Entries shown:
------------
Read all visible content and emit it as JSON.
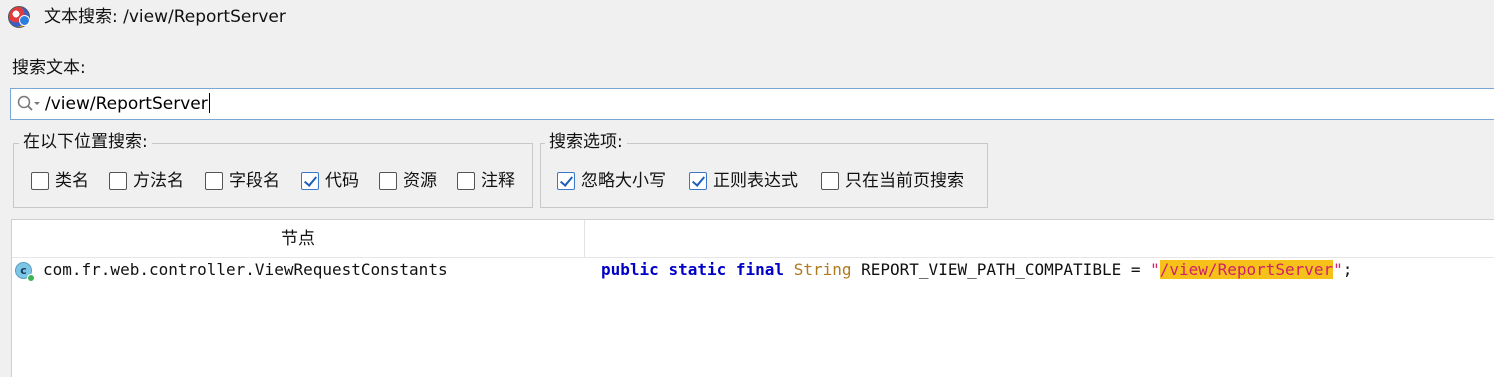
{
  "window": {
    "title": "文本搜索: /view/ReportServer"
  },
  "search": {
    "label": "搜索文本:",
    "value": "/view/ReportServer"
  },
  "location_group": {
    "legend": "在以下位置搜索:",
    "options": [
      {
        "label": "类名",
        "checked": false
      },
      {
        "label": "方法名",
        "checked": false
      },
      {
        "label": "字段名",
        "checked": false
      },
      {
        "label": "代码",
        "checked": true
      },
      {
        "label": "资源",
        "checked": false
      },
      {
        "label": "注释",
        "checked": false
      }
    ]
  },
  "options_group": {
    "legend": "搜索选项:",
    "options": [
      {
        "label": "忽略大小写",
        "checked": true
      },
      {
        "label": "正则表达式",
        "checked": true
      },
      {
        "label": "只在当前页搜索",
        "checked": false
      }
    ]
  },
  "results": {
    "columns": [
      "节点",
      ""
    ],
    "rows": [
      {
        "icon": "class-icon",
        "icon_letter": "c",
        "node": "com.fr.web.controller.ViewRequestConstants",
        "code": {
          "kw1": "public",
          "kw2": "static",
          "kw3": "final",
          "type": "String",
          "name": "REPORT_VIEW_PATH_COMPATIBLE",
          "eq": " = ",
          "quote": "\"",
          "match": "/view/ReportServer",
          "end": ";"
        }
      }
    ]
  },
  "colors": {
    "match_highlight": "#f6c21a",
    "keyword": "#0000c8",
    "string": "#d0206a",
    "type": "#b07a1f"
  }
}
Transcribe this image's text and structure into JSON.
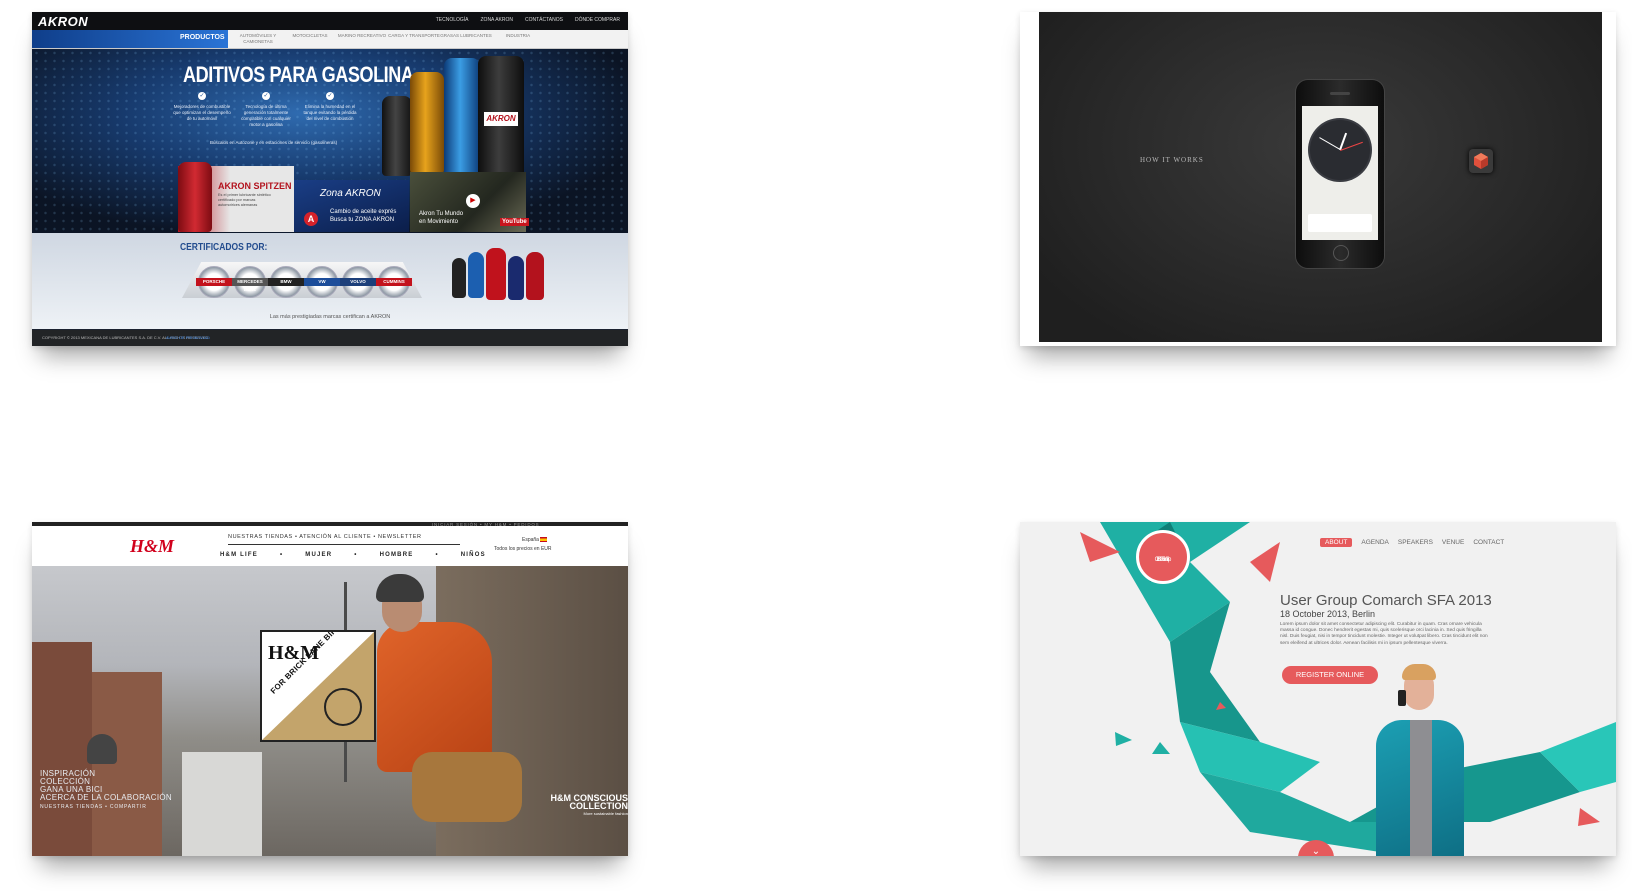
{
  "akron": {
    "logo": "AKRON",
    "top_links": [
      "TECNOLOGÍA",
      "ZONA AKRON",
      "CONTÁCTANOS",
      "DÓNDE COMPRAR"
    ],
    "nav_active": "PRODUCTOS",
    "nav_items": [
      "AUTOMÓVILES Y CAMIONETAS",
      "MOTOCICLETAS",
      "MARINO RECREATIVO",
      "CARGA Y TRANSPORTE",
      "GRASAS LUBRICANTES",
      "INDUSTRIA"
    ],
    "hero_title": "ADITIVOS PARA GASOLINA",
    "features": [
      "Mejoradores de combustible que optimizan el desempeño de tu automóvil",
      "Tecnología de última generación totalmente compatible con cualquier motor a gasolina",
      "Elimina la humedad y evita que el filtro se tape",
      "Elimina la humedad en el tanque evitando la pérdida del nivel de combustión"
    ],
    "note": "Búscalos en Autozone y en estaciones de servicio (gasolineras)",
    "spitzen_title": "AKRON SPITZEN",
    "spitzen_desc": "Es el primer lubricante sintético certificado por marcas automotrices alemanas",
    "zona_label": "Zona AKRON",
    "zona_text": [
      "Cambio de aceite exprés",
      "Busca tu ZONA AKRON"
    ],
    "video_text": [
      "Akron Tu Mundo",
      "en Movimiento"
    ],
    "youtube": "YouTube",
    "cert_title": "CERTIFICADOS POR:",
    "cert_badges": [
      "PORSCHE",
      "MERCEDES BENZ",
      "BMW",
      "VW",
      "VOLVO",
      "CUMMINS"
    ],
    "brands_line": "Las más prestigiadas marcas certifican a AKRON",
    "copyright": "COPYRIGHT © 2013 MEXICANA DE LUBRICANTES S.A. DE C.V. ALL RIGHTS RESERVED.",
    "privacy": "AVISO DE PRIVACIDAD"
  },
  "app": {
    "how": "HOW IT WORKS"
  },
  "hm": {
    "logo": "H&M",
    "meta": "INICIAR SESIÓN  •  MY H&M  •  PEDIDOS",
    "top_links": "NUESTRAS TIENDAS  •  ATENCIÓN AL CLIENTE  •  NEWSLETTER",
    "main_nav": [
      "H&M LIFE",
      "•",
      "MUJER",
      "•",
      "HOMBRE",
      "•",
      "NIÑOS"
    ],
    "lang": "España",
    "price_note": "Todos los precios en EUR",
    "sign_logo": "H&M",
    "sign_for": "FOR BRICK LANE BIKES",
    "overlay_links": [
      "INSPIRACIÓN",
      "COLECCIÓN",
      "GANA UNA BICI",
      "ACERCA DE LA COLABORACIÓN"
    ],
    "overlay_small": "NUESTRAS TIENDAS • COMPARTIR",
    "conscious_title": "H&M CONSCIOUS COLLECTION",
    "conscious_sub": "More sustainable fashion"
  },
  "sfa": {
    "badge": [
      "User",
      "Group",
      "SFA",
      "2013"
    ],
    "nav": [
      "ABOUT",
      "AGENDA",
      "SPEAKERS",
      "VENUE",
      "CONTACT"
    ],
    "title": "User Group Comarch SFA 2013",
    "date": "18 October 2013, Berlin",
    "text": "Lorem ipsum dolor sit amet consectetur adipiscing elit. Curabitur in quam. Cras ornare vehicula massa id congue. Donec hendrerit egestas mi, quis scelerisque orci lacinia in. Sed quis fringilla nisl. Duis feugiat, nisi in tempor tincidunt molestie. Integer ut volutpat libero. Cras tincidunt elit non sem eleifend at ultrices dolor. Aenean facilisis mi in ipsum pellentesque viverra.",
    "register": "REGISTER ONLINE",
    "down": "⌄"
  },
  "colors": {
    "akron_blue": "#2a74d6",
    "hm_red": "#d1001c",
    "sfa_teal": "#1fb0a4",
    "sfa_coral": "#e65a5c"
  }
}
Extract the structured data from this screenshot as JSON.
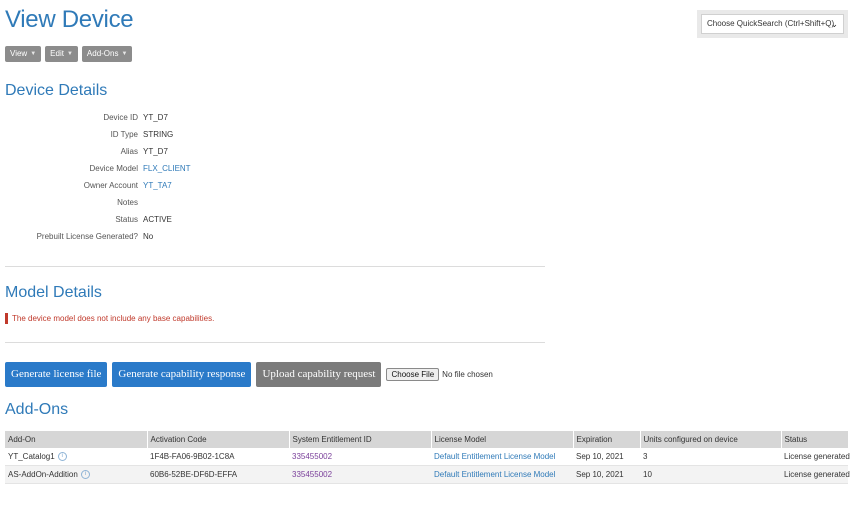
{
  "page": {
    "title": "View Device"
  },
  "quicksearch": {
    "label": "Choose QuickSearch (Ctrl+Shift+Q)"
  },
  "toolbar": {
    "view": "View",
    "edit": "Edit",
    "addons": "Add-Ons"
  },
  "device_details": {
    "title": "Device Details",
    "rows": [
      {
        "label": "Device ID",
        "value": "YT_D7"
      },
      {
        "label": "ID Type",
        "value": "STRING"
      },
      {
        "label": "Alias",
        "value": "YT_D7"
      },
      {
        "label": "Device Model",
        "value": "FLX_CLIENT"
      },
      {
        "label": "Owner Account",
        "value": "YT_TA7"
      },
      {
        "label": "Notes",
        "value": ""
      },
      {
        "label": "Status",
        "value": "ACTIVE"
      },
      {
        "label": "Prebuilt License Generated?",
        "value": "No"
      }
    ]
  },
  "model_details": {
    "title": "Model Details",
    "warning": "The device model does not include any base capabilities."
  },
  "actions": {
    "generate_license": "Generate license file",
    "generate_capability": "Generate capability response",
    "upload_capability": "Upload capability request",
    "choose_file": "Choose File",
    "no_file": "No file chosen"
  },
  "addons": {
    "title": "Add-Ons",
    "columns": [
      "Add-On",
      "Activation Code",
      "System Entitlement ID",
      "License Model",
      "Expiration",
      "Units configured on device",
      "Status"
    ],
    "rows": [
      {
        "addon": "YT_Catalog1",
        "activation": "1F4B-FA06-9B02-1C8A",
        "entitlement": "335455002",
        "model": "Default Entitlement License Model",
        "expiration": "Sep 10, 2021",
        "units": "3",
        "status": "License generated"
      },
      {
        "addon": "AS-AddOn-Addition",
        "activation": "60B6-52BE-DF6D-EFFA",
        "entitlement": "335455002",
        "model": "Default Entitlement License Model",
        "expiration": "Sep 10, 2021",
        "units": "10",
        "status": "License generated"
      }
    ]
  },
  "colors": {
    "accent": "#2f7ab8",
    "button_blue": "#2a7ac9",
    "button_gray": "#7b7b7b",
    "warning": "#c0392b"
  }
}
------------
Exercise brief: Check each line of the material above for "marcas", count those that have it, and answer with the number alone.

Task solution: 2